WHAT IS EXPECTED
Read the records below and copy each line that contains "into".

##############################

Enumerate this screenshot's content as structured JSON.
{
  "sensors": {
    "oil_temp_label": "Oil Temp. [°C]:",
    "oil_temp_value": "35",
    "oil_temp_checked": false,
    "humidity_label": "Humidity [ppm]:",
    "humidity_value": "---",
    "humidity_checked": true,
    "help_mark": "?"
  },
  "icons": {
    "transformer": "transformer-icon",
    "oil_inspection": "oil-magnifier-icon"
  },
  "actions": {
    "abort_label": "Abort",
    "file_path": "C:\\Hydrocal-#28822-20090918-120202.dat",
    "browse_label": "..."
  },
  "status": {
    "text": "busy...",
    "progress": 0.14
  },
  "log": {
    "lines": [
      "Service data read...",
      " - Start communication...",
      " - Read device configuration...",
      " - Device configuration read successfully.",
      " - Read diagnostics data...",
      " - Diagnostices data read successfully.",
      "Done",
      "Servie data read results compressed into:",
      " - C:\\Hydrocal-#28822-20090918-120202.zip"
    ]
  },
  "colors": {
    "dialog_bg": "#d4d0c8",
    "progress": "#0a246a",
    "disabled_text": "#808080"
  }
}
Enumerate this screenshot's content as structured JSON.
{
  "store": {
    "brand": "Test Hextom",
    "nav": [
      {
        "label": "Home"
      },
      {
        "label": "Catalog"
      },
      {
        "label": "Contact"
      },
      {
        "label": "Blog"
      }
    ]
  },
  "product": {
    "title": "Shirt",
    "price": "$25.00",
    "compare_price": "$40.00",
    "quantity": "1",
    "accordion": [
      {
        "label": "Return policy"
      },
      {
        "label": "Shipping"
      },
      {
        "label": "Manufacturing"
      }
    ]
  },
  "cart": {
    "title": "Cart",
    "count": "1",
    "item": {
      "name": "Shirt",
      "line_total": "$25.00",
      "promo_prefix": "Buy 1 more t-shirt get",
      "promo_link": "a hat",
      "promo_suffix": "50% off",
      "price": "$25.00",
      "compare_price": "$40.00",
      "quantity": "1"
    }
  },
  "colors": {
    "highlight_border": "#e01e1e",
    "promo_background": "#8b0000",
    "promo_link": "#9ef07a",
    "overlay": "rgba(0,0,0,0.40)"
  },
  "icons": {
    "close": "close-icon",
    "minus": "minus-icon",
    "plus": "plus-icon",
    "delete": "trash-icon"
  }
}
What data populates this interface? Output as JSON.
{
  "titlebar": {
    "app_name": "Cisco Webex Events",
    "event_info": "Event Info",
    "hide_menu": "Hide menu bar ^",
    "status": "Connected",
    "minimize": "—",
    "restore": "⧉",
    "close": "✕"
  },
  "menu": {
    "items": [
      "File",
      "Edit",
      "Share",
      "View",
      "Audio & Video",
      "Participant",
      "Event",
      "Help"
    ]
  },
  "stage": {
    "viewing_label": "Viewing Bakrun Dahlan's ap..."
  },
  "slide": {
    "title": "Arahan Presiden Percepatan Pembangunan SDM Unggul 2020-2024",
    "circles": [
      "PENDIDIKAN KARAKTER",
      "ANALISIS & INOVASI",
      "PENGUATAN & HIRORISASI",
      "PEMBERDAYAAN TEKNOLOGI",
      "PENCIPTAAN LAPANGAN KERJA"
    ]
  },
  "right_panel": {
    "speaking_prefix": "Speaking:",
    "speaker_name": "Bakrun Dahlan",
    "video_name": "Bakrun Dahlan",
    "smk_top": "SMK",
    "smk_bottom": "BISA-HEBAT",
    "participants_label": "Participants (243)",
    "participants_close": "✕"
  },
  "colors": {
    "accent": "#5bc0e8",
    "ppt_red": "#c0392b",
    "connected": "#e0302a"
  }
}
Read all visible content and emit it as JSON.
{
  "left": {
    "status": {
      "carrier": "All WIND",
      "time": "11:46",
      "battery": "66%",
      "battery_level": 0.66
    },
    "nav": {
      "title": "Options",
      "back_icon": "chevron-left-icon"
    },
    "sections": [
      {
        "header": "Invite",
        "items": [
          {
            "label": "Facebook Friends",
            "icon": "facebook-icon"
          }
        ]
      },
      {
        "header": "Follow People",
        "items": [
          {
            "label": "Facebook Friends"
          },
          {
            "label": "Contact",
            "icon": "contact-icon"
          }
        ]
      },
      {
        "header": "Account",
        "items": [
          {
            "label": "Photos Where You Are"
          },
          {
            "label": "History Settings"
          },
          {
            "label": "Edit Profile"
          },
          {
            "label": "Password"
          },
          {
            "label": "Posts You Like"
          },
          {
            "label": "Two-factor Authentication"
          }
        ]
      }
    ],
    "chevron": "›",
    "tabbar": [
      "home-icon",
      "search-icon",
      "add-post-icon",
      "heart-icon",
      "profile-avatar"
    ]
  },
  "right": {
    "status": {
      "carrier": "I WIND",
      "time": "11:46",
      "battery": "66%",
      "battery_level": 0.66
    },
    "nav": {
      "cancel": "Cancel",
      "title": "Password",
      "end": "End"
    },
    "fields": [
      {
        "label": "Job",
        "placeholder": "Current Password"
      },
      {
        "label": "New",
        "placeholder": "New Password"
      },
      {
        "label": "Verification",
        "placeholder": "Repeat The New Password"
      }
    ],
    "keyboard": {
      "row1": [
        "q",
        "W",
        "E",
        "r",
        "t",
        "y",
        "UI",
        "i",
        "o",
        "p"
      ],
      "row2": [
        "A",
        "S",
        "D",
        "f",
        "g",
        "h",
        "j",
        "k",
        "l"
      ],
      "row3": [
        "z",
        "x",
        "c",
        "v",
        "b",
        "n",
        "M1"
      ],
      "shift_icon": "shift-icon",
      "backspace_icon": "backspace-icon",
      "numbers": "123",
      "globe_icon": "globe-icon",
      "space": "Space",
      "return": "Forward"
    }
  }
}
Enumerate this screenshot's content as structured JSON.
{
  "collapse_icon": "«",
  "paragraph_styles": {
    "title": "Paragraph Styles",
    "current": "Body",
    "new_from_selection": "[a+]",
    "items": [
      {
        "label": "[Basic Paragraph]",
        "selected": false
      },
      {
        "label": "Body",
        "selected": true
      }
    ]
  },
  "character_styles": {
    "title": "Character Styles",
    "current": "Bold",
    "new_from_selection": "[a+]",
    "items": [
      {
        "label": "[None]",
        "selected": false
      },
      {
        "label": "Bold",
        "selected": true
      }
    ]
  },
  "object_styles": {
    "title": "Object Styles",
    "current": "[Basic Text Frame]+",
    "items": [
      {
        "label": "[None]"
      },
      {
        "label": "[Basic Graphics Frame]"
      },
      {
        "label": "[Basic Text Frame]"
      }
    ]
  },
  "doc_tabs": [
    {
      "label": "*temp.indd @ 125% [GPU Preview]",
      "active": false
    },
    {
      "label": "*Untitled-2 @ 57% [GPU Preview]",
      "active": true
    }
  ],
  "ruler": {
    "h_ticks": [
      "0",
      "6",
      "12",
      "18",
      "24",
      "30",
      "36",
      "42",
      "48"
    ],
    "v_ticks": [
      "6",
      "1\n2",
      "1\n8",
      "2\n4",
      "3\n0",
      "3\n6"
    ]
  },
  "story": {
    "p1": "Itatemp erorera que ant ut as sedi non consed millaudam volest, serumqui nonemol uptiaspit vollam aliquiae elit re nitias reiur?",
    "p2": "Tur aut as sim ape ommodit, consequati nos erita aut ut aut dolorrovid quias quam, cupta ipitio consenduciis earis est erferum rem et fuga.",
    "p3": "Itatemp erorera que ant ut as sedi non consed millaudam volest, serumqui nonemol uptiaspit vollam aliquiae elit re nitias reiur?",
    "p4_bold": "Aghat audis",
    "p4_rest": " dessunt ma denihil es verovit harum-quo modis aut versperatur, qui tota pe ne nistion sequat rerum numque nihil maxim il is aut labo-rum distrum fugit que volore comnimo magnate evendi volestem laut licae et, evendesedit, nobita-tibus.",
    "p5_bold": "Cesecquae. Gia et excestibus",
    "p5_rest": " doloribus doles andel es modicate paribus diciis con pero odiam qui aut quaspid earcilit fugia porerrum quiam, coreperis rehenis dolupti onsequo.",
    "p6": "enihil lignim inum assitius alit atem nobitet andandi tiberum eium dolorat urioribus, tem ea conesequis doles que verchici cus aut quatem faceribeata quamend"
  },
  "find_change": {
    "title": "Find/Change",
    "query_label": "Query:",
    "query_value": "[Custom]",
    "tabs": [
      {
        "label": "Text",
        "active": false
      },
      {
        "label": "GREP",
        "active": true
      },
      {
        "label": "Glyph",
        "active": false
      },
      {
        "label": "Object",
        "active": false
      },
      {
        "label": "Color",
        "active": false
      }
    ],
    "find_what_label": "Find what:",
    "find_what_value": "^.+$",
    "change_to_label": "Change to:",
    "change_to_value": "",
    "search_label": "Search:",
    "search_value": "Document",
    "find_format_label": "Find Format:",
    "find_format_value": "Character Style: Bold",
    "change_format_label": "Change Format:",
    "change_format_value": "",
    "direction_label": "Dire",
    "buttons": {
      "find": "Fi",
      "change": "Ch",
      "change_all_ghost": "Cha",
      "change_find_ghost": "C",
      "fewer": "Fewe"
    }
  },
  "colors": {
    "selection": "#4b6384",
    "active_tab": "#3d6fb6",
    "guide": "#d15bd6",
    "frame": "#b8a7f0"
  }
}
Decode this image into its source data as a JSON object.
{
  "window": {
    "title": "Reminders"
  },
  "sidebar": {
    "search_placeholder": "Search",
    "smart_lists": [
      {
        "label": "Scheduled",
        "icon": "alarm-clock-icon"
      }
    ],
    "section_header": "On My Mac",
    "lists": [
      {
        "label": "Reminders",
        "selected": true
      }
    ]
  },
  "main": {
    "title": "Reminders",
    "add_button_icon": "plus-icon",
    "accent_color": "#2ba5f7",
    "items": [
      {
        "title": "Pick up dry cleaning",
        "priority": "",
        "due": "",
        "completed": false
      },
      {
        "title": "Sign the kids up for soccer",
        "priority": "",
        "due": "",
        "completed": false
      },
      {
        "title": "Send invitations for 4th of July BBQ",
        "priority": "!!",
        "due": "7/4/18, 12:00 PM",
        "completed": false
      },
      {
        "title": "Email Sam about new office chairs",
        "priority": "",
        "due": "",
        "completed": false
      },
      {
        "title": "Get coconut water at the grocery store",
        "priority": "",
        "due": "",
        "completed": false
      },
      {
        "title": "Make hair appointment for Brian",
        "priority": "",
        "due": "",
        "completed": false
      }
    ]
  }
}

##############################

ANSWER BELOW
      "Servie data read results compressed into:",
Decode this image into its source data as a JSON object.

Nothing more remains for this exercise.